_WHAT YOU NEED TO DO:_ The entries below should be quoted exactly, with no pictures carried over.

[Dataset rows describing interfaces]
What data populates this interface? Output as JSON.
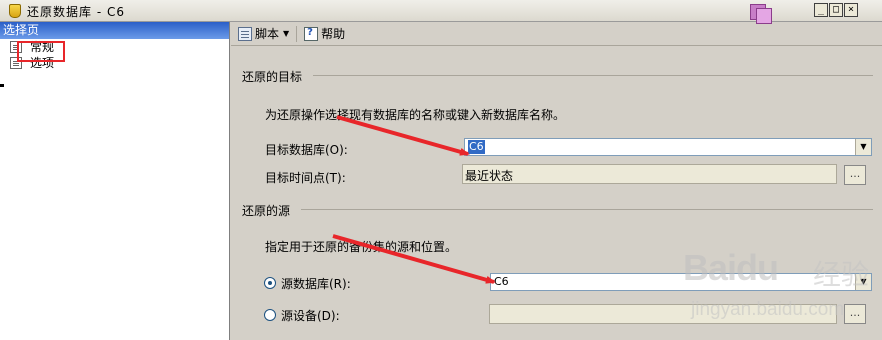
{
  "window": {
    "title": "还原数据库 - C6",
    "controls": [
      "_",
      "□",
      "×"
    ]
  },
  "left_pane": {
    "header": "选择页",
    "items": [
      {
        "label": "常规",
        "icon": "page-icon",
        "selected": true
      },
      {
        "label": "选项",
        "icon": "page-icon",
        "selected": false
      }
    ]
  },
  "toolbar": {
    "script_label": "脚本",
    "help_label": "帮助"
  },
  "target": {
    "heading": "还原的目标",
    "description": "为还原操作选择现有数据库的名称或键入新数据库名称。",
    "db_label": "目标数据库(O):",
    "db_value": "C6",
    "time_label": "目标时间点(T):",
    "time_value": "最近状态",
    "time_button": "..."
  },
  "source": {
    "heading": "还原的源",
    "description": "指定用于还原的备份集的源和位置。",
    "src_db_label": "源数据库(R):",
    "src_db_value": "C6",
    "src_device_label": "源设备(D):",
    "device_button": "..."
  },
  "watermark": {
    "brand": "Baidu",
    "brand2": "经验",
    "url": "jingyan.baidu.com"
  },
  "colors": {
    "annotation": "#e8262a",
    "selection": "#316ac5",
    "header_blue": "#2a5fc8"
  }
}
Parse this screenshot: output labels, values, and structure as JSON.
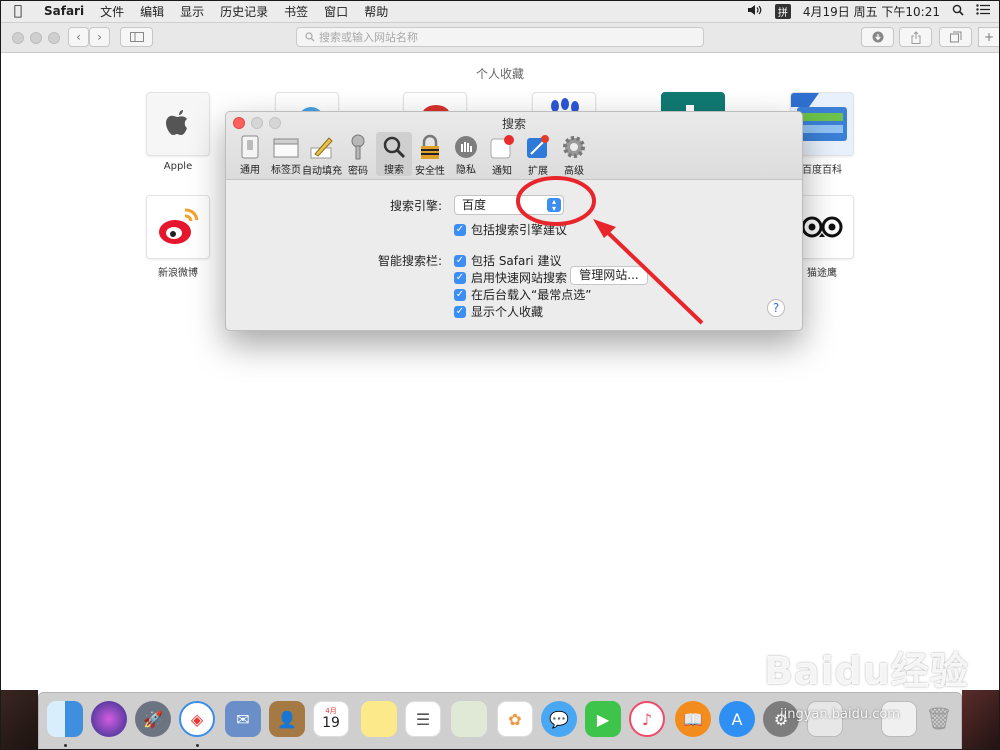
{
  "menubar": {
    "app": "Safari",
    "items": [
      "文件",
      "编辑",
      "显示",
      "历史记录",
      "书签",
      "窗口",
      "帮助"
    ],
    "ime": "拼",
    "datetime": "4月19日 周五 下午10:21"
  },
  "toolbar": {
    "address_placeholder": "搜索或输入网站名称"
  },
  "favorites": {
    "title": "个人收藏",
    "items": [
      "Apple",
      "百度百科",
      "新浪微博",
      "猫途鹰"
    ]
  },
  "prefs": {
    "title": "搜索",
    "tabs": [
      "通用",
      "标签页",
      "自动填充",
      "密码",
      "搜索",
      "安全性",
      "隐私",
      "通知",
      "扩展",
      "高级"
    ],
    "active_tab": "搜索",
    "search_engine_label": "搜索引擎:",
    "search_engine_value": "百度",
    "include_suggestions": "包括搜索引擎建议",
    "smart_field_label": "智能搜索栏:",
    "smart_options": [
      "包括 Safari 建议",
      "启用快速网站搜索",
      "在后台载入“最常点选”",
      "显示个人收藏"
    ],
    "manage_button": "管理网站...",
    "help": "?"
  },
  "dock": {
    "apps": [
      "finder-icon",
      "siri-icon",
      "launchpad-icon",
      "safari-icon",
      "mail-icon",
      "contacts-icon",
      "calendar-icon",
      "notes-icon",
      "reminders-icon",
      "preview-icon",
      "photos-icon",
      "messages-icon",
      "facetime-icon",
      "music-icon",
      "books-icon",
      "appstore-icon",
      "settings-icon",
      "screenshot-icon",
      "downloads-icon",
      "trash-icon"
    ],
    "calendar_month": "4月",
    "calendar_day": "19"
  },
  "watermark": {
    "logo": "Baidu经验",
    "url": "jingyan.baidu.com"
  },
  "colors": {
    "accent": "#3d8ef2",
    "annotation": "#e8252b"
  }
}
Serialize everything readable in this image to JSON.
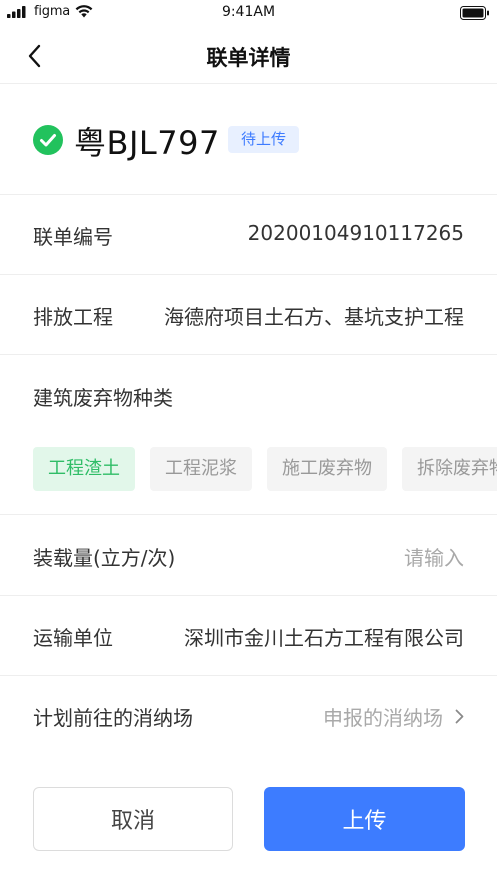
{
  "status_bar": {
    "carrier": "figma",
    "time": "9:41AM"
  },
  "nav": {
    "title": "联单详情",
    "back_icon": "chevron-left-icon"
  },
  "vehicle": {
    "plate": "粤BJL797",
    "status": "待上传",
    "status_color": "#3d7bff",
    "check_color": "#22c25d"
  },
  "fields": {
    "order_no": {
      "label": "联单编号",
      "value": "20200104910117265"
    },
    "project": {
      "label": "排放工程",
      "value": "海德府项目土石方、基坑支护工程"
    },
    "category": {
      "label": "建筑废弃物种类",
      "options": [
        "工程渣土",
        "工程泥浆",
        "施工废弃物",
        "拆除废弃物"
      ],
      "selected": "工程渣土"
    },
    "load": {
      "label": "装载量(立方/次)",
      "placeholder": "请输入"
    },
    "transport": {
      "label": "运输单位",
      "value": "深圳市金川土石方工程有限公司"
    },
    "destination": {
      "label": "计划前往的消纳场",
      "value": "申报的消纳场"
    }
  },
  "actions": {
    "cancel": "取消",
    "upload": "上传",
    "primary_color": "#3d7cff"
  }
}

_SOLVED PROBLEM:_
What data populates this interface? Output as JSON.
{
  "window": {
    "title": "还原数据库 - C6",
    "controls": [
      "_",
      "□",
      "×"
    ]
  },
  "left_pane": {
    "header": "选择页",
    "items": [
      {
        "label": "常规",
        "icon": "page-icon",
        "selected": true
      },
      {
        "label": "选项",
        "icon": "page-icon",
        "selected": false
      }
    ]
  },
  "toolbar": {
    "script_label": "脚本",
    "help_label": "帮助"
  },
  "target": {
    "heading": "还原的目标",
    "description": "为还原操作选择现有数据库的名称或键入新数据库名称。",
    "db_label": "目标数据库(O):",
    "db_value": "C6",
    "time_label": "目标时间点(T):",
    "time_value": "最近状态",
    "time_button": "..."
  },
  "source": {
    "heading": "还原的源",
    "description": "指定用于还原的备份集的源和位置。",
    "src_db_label": "源数据库(R):",
    "src_db_value": "C6",
    "src_device_label": "源设备(D):",
    "device_button": "..."
  },
  "watermark": {
    "brand": "Baidu",
    "brand2": "经验",
    "url": "jingyan.baidu.com"
  },
  "colors": {
    "annotation": "#e8262a",
    "selection": "#316ac5",
    "header_blue": "#2a5fc8"
  }
}
Parse this screenshot: output labels, values, and structure as JSON.
{
  "menubar": {
    "app": "Safari",
    "items": [
      "文件",
      "编辑",
      "显示",
      "历史记录",
      "书签",
      "窗口",
      "帮助"
    ],
    "ime": "拼",
    "datetime": "4月19日 周五 下午10:21"
  },
  "toolbar": {
    "address_placeholder": "搜索或输入网站名称"
  },
  "favorites": {
    "title": "个人收藏",
    "items": [
      "Apple",
      "百度百科",
      "新浪微博",
      "猫途鹰"
    ]
  },
  "prefs": {
    "title": "搜索",
    "tabs": [
      "通用",
      "标签页",
      "自动填充",
      "密码",
      "搜索",
      "安全性",
      "隐私",
      "通知",
      "扩展",
      "高级"
    ],
    "active_tab": "搜索",
    "search_engine_label": "搜索引擎:",
    "search_engine_value": "百度",
    "include_suggestions": "包括搜索引擎建议",
    "smart_field_label": "智能搜索栏:",
    "smart_options": [
      "包括 Safari 建议",
      "启用快速网站搜索",
      "在后台载入“最常点选”",
      "显示个人收藏"
    ],
    "manage_button": "管理网站...",
    "help": "?"
  },
  "dock": {
    "apps": [
      "finder-icon",
      "siri-icon",
      "launchpad-icon",
      "safari-icon",
      "mail-icon",
      "contacts-icon",
      "calendar-icon",
      "notes-icon",
      "reminders-icon",
      "preview-icon",
      "photos-icon",
      "messages-icon",
      "facetime-icon",
      "music-icon",
      "books-icon",
      "appstore-icon",
      "settings-icon",
      "screenshot-icon",
      "downloads-icon",
      "trash-icon"
    ],
    "calendar_month": "4月",
    "calendar_day": "19"
  },
  "watermark": {
    "logo": "Baidu经验",
    "url": "jingyan.baidu.com"
  },
  "colors": {
    "accent": "#3d8ef2",
    "annotation": "#e8252b"
  }
}
Serialize everything readable in this image to JSON.
{
  "status_bar": {
    "carrier": "figma",
    "time": "9:41AM"
  },
  "nav": {
    "title": "联单详情",
    "back_icon": "chevron-left-icon"
  },
  "vehicle": {
    "plate": "粤BJL797",
    "status": "待上传",
    "status_color": "#3d7bff",
    "check_color": "#22c25d"
  },
  "fields": {
    "order_no": {
      "label": "联单编号",
      "value": "20200104910117265"
    },
    "project": {
      "label": "排放工程",
      "value": "海德府项目土石方、基坑支护工程"
    },
    "category": {
      "label": "建筑废弃物种类",
      "options": [
        "工程渣土",
        "工程泥浆",
        "施工废弃物",
        "拆除废弃物"
      ],
      "selected": "工程渣土"
    },
    "load": {
      "label": "装载量(立方/次)",
      "placeholder": "请输入"
    },
    "transport": {
      "label": "运输单位",
      "value": "深圳市金川土石方工程有限公司"
    },
    "destination": {
      "label": "计划前往的消纳场",
      "value": "申报的消纳场"
    }
  },
  "actions": {
    "cancel": "取消",
    "upload": "上传",
    "primary_color": "#3d7cff"
  }
}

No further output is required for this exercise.